Like climate change, rising inequality is a complex global challenge that requires a fundamental shift in the way we think about and pursue economic growth. In the case of the climate movement, cities, NGO’s and businesses took the lead in policy experimentation and advocacy, laying the groundwork for action at the national level. I believe this model can serve as a roadmap in the battle against inequality and help catalyze a global movement for inclusive economic growth.
Inclusive growth is about creating more equitable access to healthcare and education, improving skills training to optimize employment for all age groups, and addressing discrimination against women and minority groups. It goes beyond simply addressing income inequality because its goal is to allow all segments of society to contribute to, and benefit from, economic gains.
Cities are central to the inclusive growth movement. Just as carbon emissions are concentrated in cities, inequality tends to be higher in urban areas, where populations are often divided along income lines. The issue is all too real for local governments, which is why they are experimenting with new ways to boost inclusivity. In the United States, for instance, the city of Austin, TX is using state-of-the-art mapping technology to guide its affordable housing investments, while Saint Paul, MN has revised its formula for transportation funding to prioritize projects that benefit vulnerable populations.
Moreover, the climate example demonstrated that cities can effectively drive the global policy agenda. Climate change galvanized cities, leading them to collaborate across borders through structures like the C40. We are starting to see similar mobilization on inequality. In March, the OECD launched a network of Champion Mayors for Inclusive Growth (PDF 188 KB – Download Adobe Reader), with support from the U.S. Departments of State and Housing and Urban Development.

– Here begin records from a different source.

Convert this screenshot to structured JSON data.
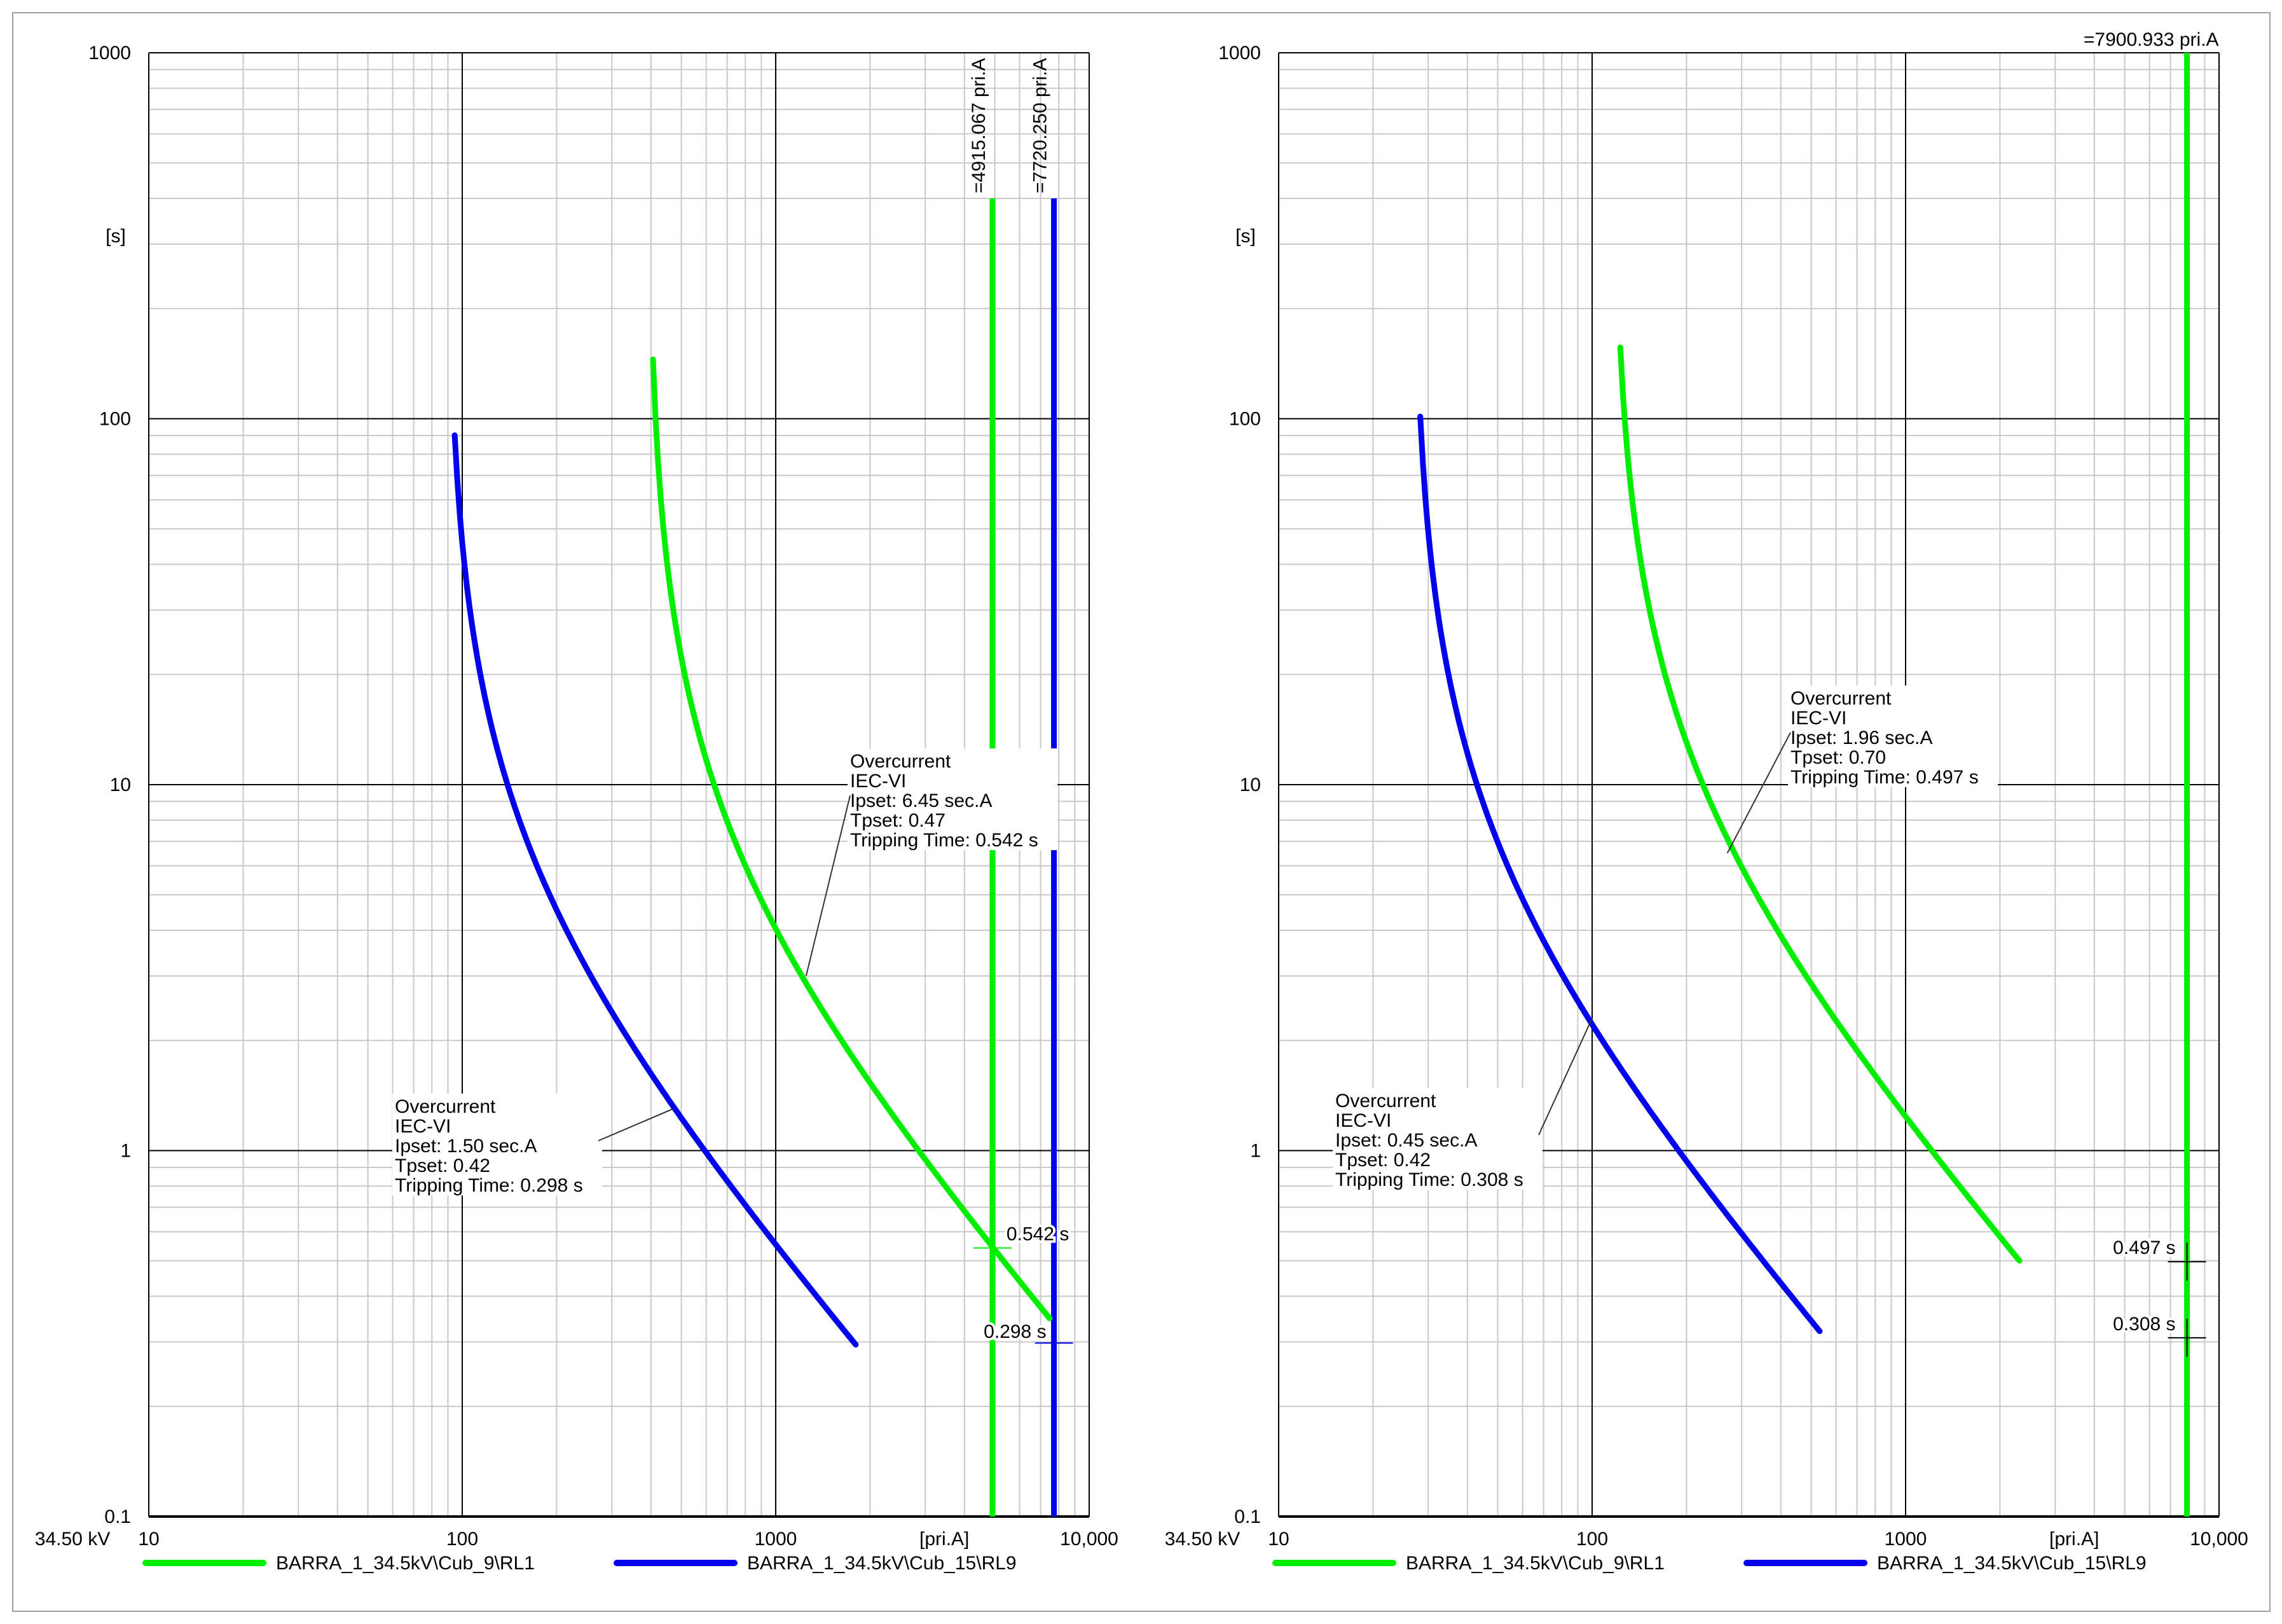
{
  "colors": {
    "green": "#00ee00",
    "blue": "#0000ee",
    "grid_minor": "#c8c8c8",
    "grid_major": "#000000"
  },
  "chart_data": [
    {
      "type": "line",
      "xscale": "log",
      "yscale": "log",
      "xlim": [
        10,
        10000
      ],
      "ylim": [
        0.1,
        1000
      ],
      "xticks": [
        "10",
        "100",
        "1000",
        "10,000"
      ],
      "yticks": [
        "0.1",
        "1",
        "10",
        "100",
        "1000"
      ],
      "xlabel": "[pri.A]",
      "ylabel": "[s]",
      "voltage_label": "34.50 kV",
      "grid": true,
      "series": [
        {
          "name": "BARRA_1_34.5kV\\Cub_9\\RL1",
          "color": "green",
          "curve": "IEC-VI",
          "pickup_priA": 389,
          "tms": 0.47,
          "i_range": [
            406,
            7480
          ]
        },
        {
          "name": "BARRA_1_34.5kV\\Cub_15\\RL9",
          "color": "blue",
          "curve": "IEC-VI",
          "pickup_priA": 89,
          "tms": 0.42,
          "i_range": [
            94.6,
            1800
          ]
        }
      ],
      "vertical_lines": [
        {
          "value": 4915.067,
          "label": "=4915.067 pri.A",
          "color": "green",
          "t_top": 400
        },
        {
          "value": 7720.25,
          "label": "=7720.250 pri.A",
          "color": "blue",
          "t_top": 400
        }
      ],
      "time_markers": [
        {
          "i": 4915.067,
          "t": 0.542,
          "label": "0.542 s",
          "color": "green"
        },
        {
          "i": 7720.25,
          "t": 0.298,
          "label": "0.298 s",
          "color": "blue"
        }
      ],
      "annotations": [
        {
          "lines": [
            "Overcurrent",
            "IEC-VI",
            "Ipset: 6.45 sec.A",
            "Tpset: 0.47",
            "Tripping Time: 0.542 s"
          ],
          "anchor_i": 1250,
          "anchor_t": 3.0
        },
        {
          "lines": [
            "Overcurrent",
            "IEC-VI",
            "Ipset: 1.50 sec.A",
            "Tpset: 0.42",
            "Tripping Time: 0.298 s"
          ],
          "anchor_i": 470,
          "anchor_t": 1.3
        }
      ]
    },
    {
      "type": "line",
      "xscale": "log",
      "yscale": "log",
      "xlim": [
        10,
        10000
      ],
      "ylim": [
        0.1,
        1000
      ],
      "xticks": [
        "10",
        "100",
        "1000",
        "10,000"
      ],
      "yticks": [
        "0.1",
        "1",
        "10",
        "100",
        "1000"
      ],
      "xlabel": "[pri.A]",
      "ylabel": "[s]",
      "voltage_label": "34.50 kV",
      "grid": true,
      "series": [
        {
          "name": "BARRA_1_34.5kV\\Cub_9\\RL1",
          "color": "green",
          "curve": "IEC-VI",
          "pickup_priA": 116,
          "tms": 0.7,
          "i_range": [
            123,
            2307
          ]
        },
        {
          "name": "BARRA_1_34.5kV\\Cub_15\\RL9",
          "color": "blue",
          "curve": "IEC-VI",
          "pickup_priA": 26.7,
          "tms": 0.45,
          "i_range": [
            28.3,
            532
          ]
        }
      ],
      "vertical_lines": [
        {
          "value": 7900.933,
          "label": "=7900.933 pri.A",
          "color": "green",
          "t_top": 1000
        }
      ],
      "time_markers": [
        {
          "i": 7900.933,
          "t": 0.497,
          "label": "0.497 s",
          "color": "black"
        },
        {
          "i": 7900.933,
          "t": 0.308,
          "label": "0.308 s",
          "color": "black"
        }
      ],
      "annotations": [
        {
          "lines": [
            "Overcurrent",
            "IEC-VI",
            "Ipset: 1.96 sec.A",
            "Tpset: 0.70",
            "Tripping Time: 0.497 s"
          ],
          "anchor_i": 270,
          "anchor_t": 6.5
        },
        {
          "lines": [
            "Overcurrent",
            "IEC-VI",
            "Ipset: 0.45 sec.A",
            "Tpset: 0.42",
            "Tripping Time: 0.308 s"
          ],
          "anchor_i": 100,
          "anchor_t": 2.3
        }
      ]
    }
  ]
}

This group includes 50 mayors from all over the world, including New York, Dakar, Mexico City, and Paris. While cities in the network may look different, they face similar challenges, from reducing income segregation to guaranteeing access to quality education. This makes knowledge sharing highly valuable.

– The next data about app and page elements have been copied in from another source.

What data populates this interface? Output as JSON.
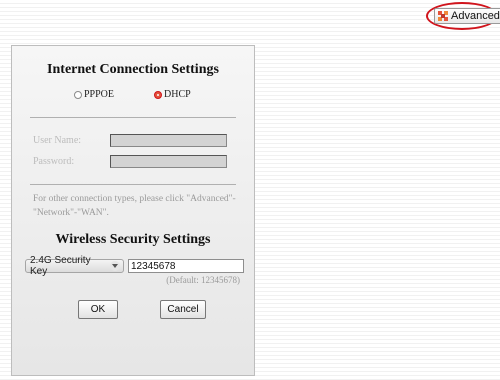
{
  "header": {
    "advanced_label": "Advanced",
    "advanced_icon": "settings-grid-icon",
    "highlight_color": "#d0141c"
  },
  "internet": {
    "title": "Internet Connection Settings",
    "options": [
      {
        "label": "PPPOE",
        "selected": false
      },
      {
        "label": "DHCP",
        "selected": true
      }
    ],
    "username_label": "User Name:",
    "password_label": "Password:",
    "username_value": "",
    "password_value": "",
    "hint": "For other connection types, please click \"Advanced\"-\"Network\"-\"WAN\"."
  },
  "wireless": {
    "title": "Wireless Security Settings",
    "key_type": "2.4G Security Key",
    "key_value": "12345678",
    "default_note": "(Default: 12345678)"
  },
  "buttons": {
    "ok": "OK",
    "cancel": "Cancel"
  },
  "accent_color": "#e4533c"
}
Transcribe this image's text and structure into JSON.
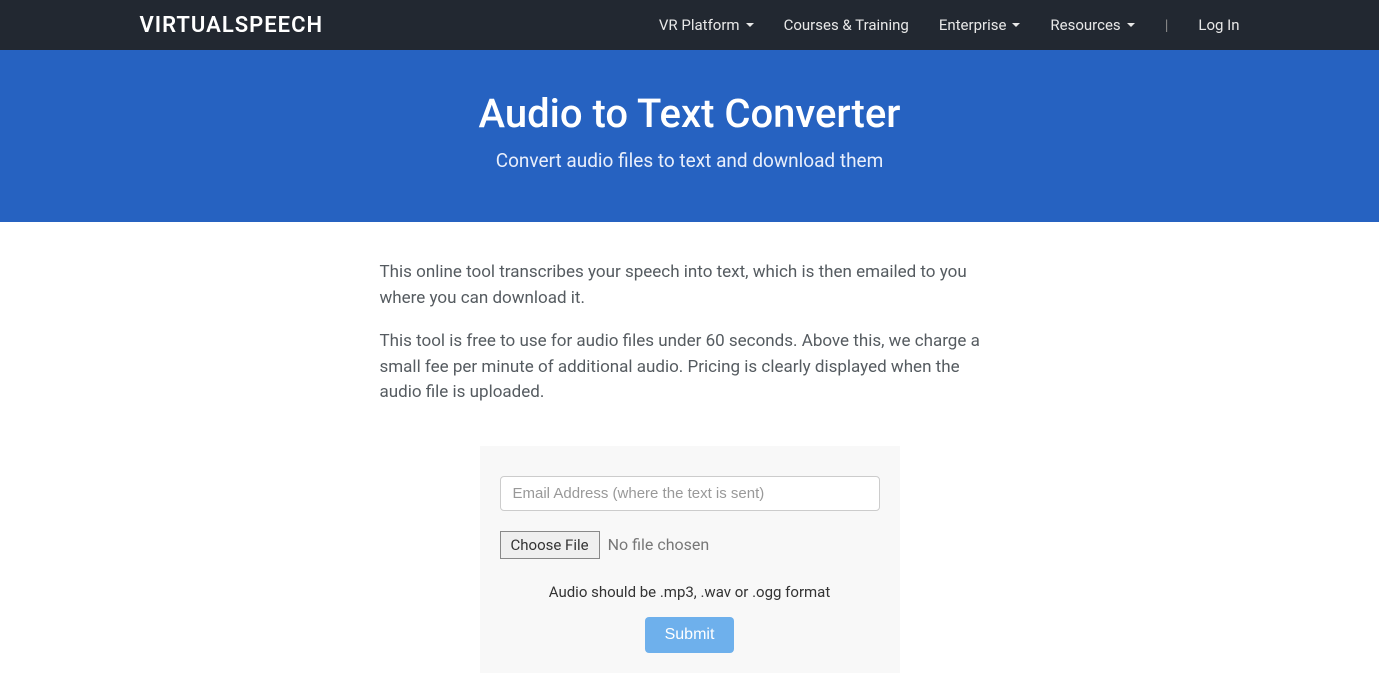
{
  "navbar": {
    "brand": "VIRTUALSPEECH",
    "items": {
      "vr_platform": "VR Platform",
      "courses": "Courses & Training",
      "enterprise": "Enterprise",
      "resources": "Resources",
      "divider": "|",
      "login": "Log In"
    }
  },
  "hero": {
    "title": "Audio to Text Converter",
    "subtitle": "Convert audio files to text and download them"
  },
  "content": {
    "para1": "This online tool transcribes your speech into text, which is then emailed to you where you can download it.",
    "para2": "This tool is free to use for audio files under 60 seconds. Above this, we charge a small fee per minute of additional audio. Pricing is clearly displayed when the audio file is uploaded."
  },
  "form": {
    "email_placeholder": "Email Address (where the text is sent)",
    "choose_file_label": "Choose File",
    "file_status": "No file chosen",
    "format_hint": "Audio should be .mp3, .wav or .ogg format",
    "submit_label": "Submit"
  }
}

The Champion Mayors have pledged to work with the OECD to identify concrete ways cities can reduce inequalities. Next week they will meet at the Cities for Life conference hosted by Mayor Hidalgo to launch the Paris Action Plan. The Action Plan will serve as a roadmap for collective action in critical areas such as education, employment, housing and infrastructure.
President Obama was right when he called rising inequality “the defining challenge of our time.” With populist and extremists movements on the rise, the issue has taken on even more urgency. The time is right for us to come together and reverse this trend. The Paris Action Plan will signal that cities are ready to lead the way.